This article was published 30/7/2013 (1303 days ago), so information in it may no longer be current.
Victoria Hill’s mushroom trip wasn’t the first Birds Hill Park has seen, but it’s arguably the most memorable.
The 22-year-old University of Winnipeg theatre student, who lives downtown near the school, saw her character’s participation in the NBC pseudo-reality show Siberia come to an end in the second episode after her character ingested uncooked poisonous mushrooms given to her by another character.
"I remember when we were preparing for it, the director (Matthew Arnold) told me ‘This is a huge scene, Victoria. Every actor dreams for a scene like this. It could launch your career into stardom,’" she recalled. "I felt bad for the people who had to carry me, because I was kicking and I was screaming. Good times on Siberia!"
Siberia airs 9 p.m. Monday nights.
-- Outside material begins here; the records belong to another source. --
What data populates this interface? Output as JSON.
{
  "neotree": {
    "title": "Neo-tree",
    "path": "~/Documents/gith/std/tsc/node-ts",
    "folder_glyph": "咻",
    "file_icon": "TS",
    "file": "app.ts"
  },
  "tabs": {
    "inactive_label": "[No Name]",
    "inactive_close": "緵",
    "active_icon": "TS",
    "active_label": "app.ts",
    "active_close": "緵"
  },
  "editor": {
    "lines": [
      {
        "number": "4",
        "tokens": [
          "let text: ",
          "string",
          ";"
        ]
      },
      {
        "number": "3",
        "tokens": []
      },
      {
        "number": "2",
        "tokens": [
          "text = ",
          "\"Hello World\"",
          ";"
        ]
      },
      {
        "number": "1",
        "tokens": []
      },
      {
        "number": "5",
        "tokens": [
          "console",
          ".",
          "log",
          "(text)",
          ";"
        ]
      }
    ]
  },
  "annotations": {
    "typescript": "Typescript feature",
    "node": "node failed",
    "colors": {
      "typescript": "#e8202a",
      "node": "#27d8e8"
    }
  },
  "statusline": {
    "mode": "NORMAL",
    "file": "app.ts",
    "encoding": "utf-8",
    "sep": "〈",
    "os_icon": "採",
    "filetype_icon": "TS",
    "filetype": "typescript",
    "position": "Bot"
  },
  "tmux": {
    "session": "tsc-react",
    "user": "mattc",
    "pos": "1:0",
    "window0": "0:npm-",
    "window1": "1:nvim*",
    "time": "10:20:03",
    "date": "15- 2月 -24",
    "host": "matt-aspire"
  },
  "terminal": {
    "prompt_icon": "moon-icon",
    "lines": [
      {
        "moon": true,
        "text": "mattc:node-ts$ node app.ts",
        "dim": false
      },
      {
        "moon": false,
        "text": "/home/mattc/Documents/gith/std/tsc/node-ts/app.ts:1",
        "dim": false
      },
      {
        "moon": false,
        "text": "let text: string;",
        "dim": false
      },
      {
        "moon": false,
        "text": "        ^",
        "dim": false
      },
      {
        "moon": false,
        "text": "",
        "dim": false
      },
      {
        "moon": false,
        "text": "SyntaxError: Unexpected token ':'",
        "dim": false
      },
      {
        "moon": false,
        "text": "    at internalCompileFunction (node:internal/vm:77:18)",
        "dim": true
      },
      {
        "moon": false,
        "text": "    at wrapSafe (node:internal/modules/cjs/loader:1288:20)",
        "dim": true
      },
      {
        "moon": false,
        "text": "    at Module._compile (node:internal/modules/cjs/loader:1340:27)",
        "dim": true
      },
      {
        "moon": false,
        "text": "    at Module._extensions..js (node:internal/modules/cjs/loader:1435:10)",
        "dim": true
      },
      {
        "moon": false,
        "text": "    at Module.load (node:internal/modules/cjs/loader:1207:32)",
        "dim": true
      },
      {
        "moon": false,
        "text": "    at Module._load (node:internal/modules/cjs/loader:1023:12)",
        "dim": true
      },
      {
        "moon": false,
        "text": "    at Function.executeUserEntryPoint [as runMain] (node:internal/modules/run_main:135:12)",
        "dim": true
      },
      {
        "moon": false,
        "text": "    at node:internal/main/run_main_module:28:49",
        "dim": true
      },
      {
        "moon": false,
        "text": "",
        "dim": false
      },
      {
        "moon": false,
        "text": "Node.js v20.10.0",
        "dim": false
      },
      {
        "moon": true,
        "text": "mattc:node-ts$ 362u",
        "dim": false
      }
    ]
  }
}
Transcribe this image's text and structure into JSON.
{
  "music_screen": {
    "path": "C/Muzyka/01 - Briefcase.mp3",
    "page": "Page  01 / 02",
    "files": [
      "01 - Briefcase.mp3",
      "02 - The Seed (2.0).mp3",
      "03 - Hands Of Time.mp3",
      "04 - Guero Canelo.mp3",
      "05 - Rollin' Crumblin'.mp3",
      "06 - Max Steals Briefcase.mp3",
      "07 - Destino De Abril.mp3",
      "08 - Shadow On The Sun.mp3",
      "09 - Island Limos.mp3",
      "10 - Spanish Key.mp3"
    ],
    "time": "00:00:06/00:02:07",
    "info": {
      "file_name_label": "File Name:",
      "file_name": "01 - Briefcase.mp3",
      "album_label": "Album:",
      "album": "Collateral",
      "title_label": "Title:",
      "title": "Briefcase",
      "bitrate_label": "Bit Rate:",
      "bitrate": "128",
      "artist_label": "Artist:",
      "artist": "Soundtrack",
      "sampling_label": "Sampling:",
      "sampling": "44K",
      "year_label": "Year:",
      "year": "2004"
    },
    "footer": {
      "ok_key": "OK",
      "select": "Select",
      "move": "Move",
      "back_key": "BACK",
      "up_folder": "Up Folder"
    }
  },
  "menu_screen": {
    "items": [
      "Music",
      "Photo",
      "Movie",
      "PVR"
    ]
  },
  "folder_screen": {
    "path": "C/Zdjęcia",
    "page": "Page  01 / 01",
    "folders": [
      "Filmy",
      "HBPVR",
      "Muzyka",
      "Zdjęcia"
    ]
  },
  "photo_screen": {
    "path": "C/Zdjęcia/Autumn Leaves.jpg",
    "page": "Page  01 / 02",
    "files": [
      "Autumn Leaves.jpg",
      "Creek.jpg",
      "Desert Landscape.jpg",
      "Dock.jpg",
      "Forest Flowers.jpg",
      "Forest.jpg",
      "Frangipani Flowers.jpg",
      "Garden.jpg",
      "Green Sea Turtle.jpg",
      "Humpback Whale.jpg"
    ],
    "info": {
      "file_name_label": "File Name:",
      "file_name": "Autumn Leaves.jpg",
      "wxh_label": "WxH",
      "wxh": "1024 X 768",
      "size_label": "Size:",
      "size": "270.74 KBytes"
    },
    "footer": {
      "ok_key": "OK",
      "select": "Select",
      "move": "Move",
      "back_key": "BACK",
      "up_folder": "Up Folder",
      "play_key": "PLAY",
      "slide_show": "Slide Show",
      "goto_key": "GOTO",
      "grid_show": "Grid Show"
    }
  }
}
The show, which is presented as a Russian-set reality show gone wrong, was primarily filmed in Birds Hill Park over a total of 10 weeks in September 2012 and April 2013.
Hill, who was on set for two weeks, said it wasn’t too hard to get into the character.
"They based our characters somewhat off of ourselves. My character is named Victoria. My character is from Winnipeg," Hill said. "She’s a little bit of a weirdo, she’s really shy, an awkward turtle. There’s a little bit of that in myself, too."
Hill, who was born in Calgary and grew up on a farm near Portage la Prairie, was one of two locals on the show. Former Maples Collegiate and Winnipeg Rifles all-star running back
Harpreet Turka, who also ran for the Progressive Conservatives in Wolseley in the 2011 provincial election, appeared in the show’s pilot. Turka’s character didn’t make it to the camp and was eliminated. The bulk of the other actors on the show are American.
District park supervisor Bruce Mineault said he and his staff worked closely with the production to ensure things went smoothly on the filming end and for the park.
"There’s a lot of supervision that goes along with it. We’ll have to approve the stuff that we do, where they’re going to be located, just logistics to make sure there’s going to be no conflict with other users in the park," said Mineault, a Charleswood resident. "There’s always miscellaneous stuff we’ll do to help them, to set up a scene."
He said if a rock needs to be moved or snow needs to be shovelled, his staff is on it.
Mineault, who watched the first two episodes, said the style of show made it fun for him to be able to help out.
"Everything else that comes is a typical, scripted production," he said. "This one had more mystery to it."
He noted production may return to the park this September — the shacks seen in the show are still standing near the park office — should the network decide to order a second season.